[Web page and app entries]
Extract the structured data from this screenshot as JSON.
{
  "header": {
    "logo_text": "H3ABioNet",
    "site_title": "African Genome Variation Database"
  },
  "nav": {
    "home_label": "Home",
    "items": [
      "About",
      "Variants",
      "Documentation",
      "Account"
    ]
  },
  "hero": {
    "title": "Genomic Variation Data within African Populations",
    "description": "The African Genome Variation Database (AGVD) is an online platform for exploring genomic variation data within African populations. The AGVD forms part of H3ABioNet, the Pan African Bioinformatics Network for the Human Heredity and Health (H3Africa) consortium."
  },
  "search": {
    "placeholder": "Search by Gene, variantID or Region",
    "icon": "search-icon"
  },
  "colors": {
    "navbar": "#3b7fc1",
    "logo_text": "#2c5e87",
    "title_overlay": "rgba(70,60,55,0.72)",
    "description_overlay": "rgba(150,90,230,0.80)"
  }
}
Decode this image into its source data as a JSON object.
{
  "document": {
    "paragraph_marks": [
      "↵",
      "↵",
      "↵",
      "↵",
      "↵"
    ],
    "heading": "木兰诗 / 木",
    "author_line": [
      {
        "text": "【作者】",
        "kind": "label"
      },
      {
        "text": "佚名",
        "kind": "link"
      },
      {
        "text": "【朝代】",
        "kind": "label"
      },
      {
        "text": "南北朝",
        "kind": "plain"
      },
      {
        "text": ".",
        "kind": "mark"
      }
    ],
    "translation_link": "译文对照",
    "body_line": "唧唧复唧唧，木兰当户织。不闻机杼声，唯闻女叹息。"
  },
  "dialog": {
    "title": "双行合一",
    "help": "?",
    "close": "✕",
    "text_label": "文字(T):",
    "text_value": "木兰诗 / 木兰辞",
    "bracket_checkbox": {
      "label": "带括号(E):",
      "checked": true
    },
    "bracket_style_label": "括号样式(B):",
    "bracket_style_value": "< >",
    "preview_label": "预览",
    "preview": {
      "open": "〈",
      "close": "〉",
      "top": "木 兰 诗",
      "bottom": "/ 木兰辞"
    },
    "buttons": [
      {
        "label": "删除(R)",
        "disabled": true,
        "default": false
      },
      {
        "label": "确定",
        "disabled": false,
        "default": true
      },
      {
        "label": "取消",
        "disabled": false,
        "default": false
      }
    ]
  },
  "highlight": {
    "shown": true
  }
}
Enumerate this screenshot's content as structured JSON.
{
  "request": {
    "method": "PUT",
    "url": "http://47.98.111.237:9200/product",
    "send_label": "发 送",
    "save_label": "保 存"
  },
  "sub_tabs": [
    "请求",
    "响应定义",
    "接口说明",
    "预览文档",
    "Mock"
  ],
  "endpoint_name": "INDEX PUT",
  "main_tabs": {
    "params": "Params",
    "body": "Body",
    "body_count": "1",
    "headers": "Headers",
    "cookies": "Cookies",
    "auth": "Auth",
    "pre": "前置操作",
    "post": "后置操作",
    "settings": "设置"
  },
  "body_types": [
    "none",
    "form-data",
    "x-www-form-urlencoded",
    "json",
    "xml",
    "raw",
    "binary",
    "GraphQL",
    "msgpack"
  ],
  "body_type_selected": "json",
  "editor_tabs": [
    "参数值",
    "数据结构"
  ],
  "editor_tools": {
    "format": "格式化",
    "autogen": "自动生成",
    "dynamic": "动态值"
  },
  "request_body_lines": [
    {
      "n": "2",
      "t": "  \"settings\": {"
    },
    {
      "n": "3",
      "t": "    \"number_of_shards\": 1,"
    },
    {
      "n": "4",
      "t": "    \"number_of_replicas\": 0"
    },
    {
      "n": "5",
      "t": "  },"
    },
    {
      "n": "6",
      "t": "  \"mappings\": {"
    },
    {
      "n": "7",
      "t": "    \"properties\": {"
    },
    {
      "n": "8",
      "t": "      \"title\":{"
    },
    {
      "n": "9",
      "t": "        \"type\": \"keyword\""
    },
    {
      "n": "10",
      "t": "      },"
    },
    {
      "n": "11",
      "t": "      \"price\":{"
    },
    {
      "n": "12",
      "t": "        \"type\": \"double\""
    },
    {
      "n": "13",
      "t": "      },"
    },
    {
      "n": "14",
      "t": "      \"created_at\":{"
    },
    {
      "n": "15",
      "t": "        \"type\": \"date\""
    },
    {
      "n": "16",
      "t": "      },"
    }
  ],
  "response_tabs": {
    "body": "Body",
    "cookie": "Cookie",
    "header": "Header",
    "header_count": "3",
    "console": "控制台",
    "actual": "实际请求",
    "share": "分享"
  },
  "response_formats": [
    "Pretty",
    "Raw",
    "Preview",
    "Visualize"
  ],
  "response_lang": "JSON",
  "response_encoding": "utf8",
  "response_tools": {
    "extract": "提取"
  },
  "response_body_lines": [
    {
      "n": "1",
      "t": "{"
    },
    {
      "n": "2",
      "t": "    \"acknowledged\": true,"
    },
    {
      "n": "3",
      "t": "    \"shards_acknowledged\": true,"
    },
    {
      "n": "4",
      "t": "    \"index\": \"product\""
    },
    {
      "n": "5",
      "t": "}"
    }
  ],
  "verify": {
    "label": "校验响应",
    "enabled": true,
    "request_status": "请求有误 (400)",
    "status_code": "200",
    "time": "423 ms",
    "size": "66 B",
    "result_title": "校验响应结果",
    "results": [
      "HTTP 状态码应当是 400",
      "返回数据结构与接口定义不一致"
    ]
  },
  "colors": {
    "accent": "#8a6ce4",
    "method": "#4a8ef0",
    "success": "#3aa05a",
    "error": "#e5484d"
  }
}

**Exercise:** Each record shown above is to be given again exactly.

**Solved exercise:**
Extract the structured data from this screenshot as JSON.
{
  "header": {
    "logo_text": "H3ABioNet",
    "site_title": "African Genome Variation Database"
  },
  "nav": {
    "home_label": "Home",
    "items": [
      "About",
      "Variants",
      "Documentation",
      "Account"
    ]
  },
  "hero": {
    "title": "Genomic Variation Data within African Populations",
    "description": "The African Genome Variation Database (AGVD) is an online platform for exploring genomic variation data within African populations. The AGVD forms part of H3ABioNet, the Pan African Bioinformatics Network for the Human Heredity and Health (H3Africa) consortium."
  },
  "search": {
    "placeholder": "Search by Gene, variantID or Region",
    "icon": "search-icon"
  },
  "colors": {
    "navbar": "#3b7fc1",
    "logo_text": "#2c5e87",
    "title_overlay": "rgba(70,60,55,0.72)",
    "description_overlay": "rgba(150,90,230,0.80)"
  }
}
Decode this image into its source data as a JSON object.
{
  "document": {
    "paragraph_marks": [
      "↵",
      "↵",
      "↵",
      "↵",
      "↵"
    ],
    "heading": "木兰诗 / 木",
    "author_line": [
      {
        "text": "【作者】",
        "kind": "label"
      },
      {
        "text": "佚名",
        "kind": "link"
      },
      {
        "text": "【朝代】",
        "kind": "label"
      },
      {
        "text": "南北朝",
        "kind": "plain"
      },
      {
        "text": ".",
        "kind": "mark"
      }
    ],
    "translation_link": "译文对照",
    "body_line": "唧唧复唧唧，木兰当户织。不闻机杼声，唯闻女叹息。"
  },
  "dialog": {
    "title": "双行合一",
    "help": "?",
    "close": "✕",
    "text_label": "文字(T):",
    "text_value": "木兰诗 / 木兰辞",
    "bracket_checkbox": {
      "label": "带括号(E):",
      "checked": true
    },
    "bracket_style_label": "括号样式(B):",
    "bracket_style_value": "< >",
    "preview_label": "预览",
    "preview": {
      "open": "〈",
      "close": "〉",
      "top": "木 兰 诗",
      "bottom": "/ 木兰辞"
    },
    "buttons": [
      {
        "label": "删除(R)",
        "disabled": true,
        "default": false
      },
      {
        "label": "确定",
        "disabled": false,
        "default": true
      },
      {
        "label": "取消",
        "disabled": false,
        "default": false
      }
    ]
  },
  "highlight": {
    "shown": true
  }
}
Enumerate this screenshot's content as structured JSON.
{
  "request": {
    "method": "PUT",
    "url": "http://47.98.111.237:9200/product",
    "send_label": "发 送",
    "save_label": "保 存"
  },
  "sub_tabs": [
    "请求",
    "响应定义",
    "接口说明",
    "预览文档",
    "Mock"
  ],
  "endpoint_name": "INDEX PUT",
  "main_tabs": {
    "params": "Params",
    "body": "Body",
    "body_count": "1",
    "headers": "Headers",
    "cookies": "Cookies",
    "auth": "Auth",
    "pre": "前置操作",
    "post": "后置操作",
    "settings": "设置"
  },
  "body_types": [
    "none",
    "form-data",
    "x-www-form-urlencoded",
    "json",
    "xml",
    "raw",
    "binary",
    "GraphQL",
    "msgpack"
  ],
  "body_type_selected": "json",
  "editor_tabs": [
    "参数值",
    "数据结构"
  ],
  "editor_tools": {
    "format": "格式化",
    "autogen": "自动生成",
    "dynamic": "动态值"
  },
  "request_body_lines": [
    {
      "n": "2",
      "t": "  \"settings\": {"
    },
    {
      "n": "3",
      "t": "    \"number_of_shards\": 1,"
    },
    {
      "n": "4",
      "t": "    \"number_of_replicas\": 0"
    },
    {
      "n": "5",
      "t": "  },"
    },
    {
      "n": "6",
      "t": "  \"mappings\": {"
    },
    {
      "n": "7",
      "t": "    \"properties\": {"
    },
    {
      "n": "8",
      "t": "      \"title\":{"
    },
    {
      "n": "9",
      "t": "        \"type\": \"keyword\""
    },
    {
      "n": "10",
      "t": "      },"
    },
    {
      "n": "11",
      "t": "      \"price\":{"
    },
    {
      "n": "12",
      "t": "        \"type\": \"double\""
    },
    {
      "n": "13",
      "t": "      },"
    },
    {
      "n": "14",
      "t": "      \"created_at\":{"
    },
    {
      "n": "15",
      "t": "        \"type\": \"date\""
    },
    {
      "n": "16",
      "t": "      },"
    }
  ],
  "response_tabs": {
    "body": "Body",
    "cookie": "Cookie",
    "header": "Header",
    "header_count": "3",
    "console": "控制台",
    "actual": "实际请求",
    "share": "分享"
  },
  "response_formats": [
    "Pretty",
    "Raw",
    "Preview",
    "Visualize"
  ],
  "response_lang": "JSON",
  "response_encoding": "utf8",
  "response_tools": {
    "extract": "提取"
  },
  "response_body_lines": [
    {
      "n": "1",
      "t": "{"
    },
    {
      "n": "2",
      "t": "    \"acknowledged\": true,"
    },
    {
      "n": "3",
      "t": "    \"shards_acknowledged\": true,"
    },
    {
      "n": "4",
      "t": "    \"index\": \"product\""
    },
    {
      "n": "5",
      "t": "}"
    }
  ],
  "verify": {
    "label": "校验响应",
    "enabled": true,
    "request_status": "请求有误 (400)",
    "status_code": "200",
    "time": "423 ms",
    "size": "66 B",
    "result_title": "校验响应结果",
    "results": [
      "HTTP 状态码应当是 400",
      "返回数据结构与接口定义不一致"
    ]
  },
  "colors": {
    "accent": "#8a6ce4",
    "method": "#4a8ef0",
    "success": "#3aa05a",
    "error": "#e5484d"
  }
}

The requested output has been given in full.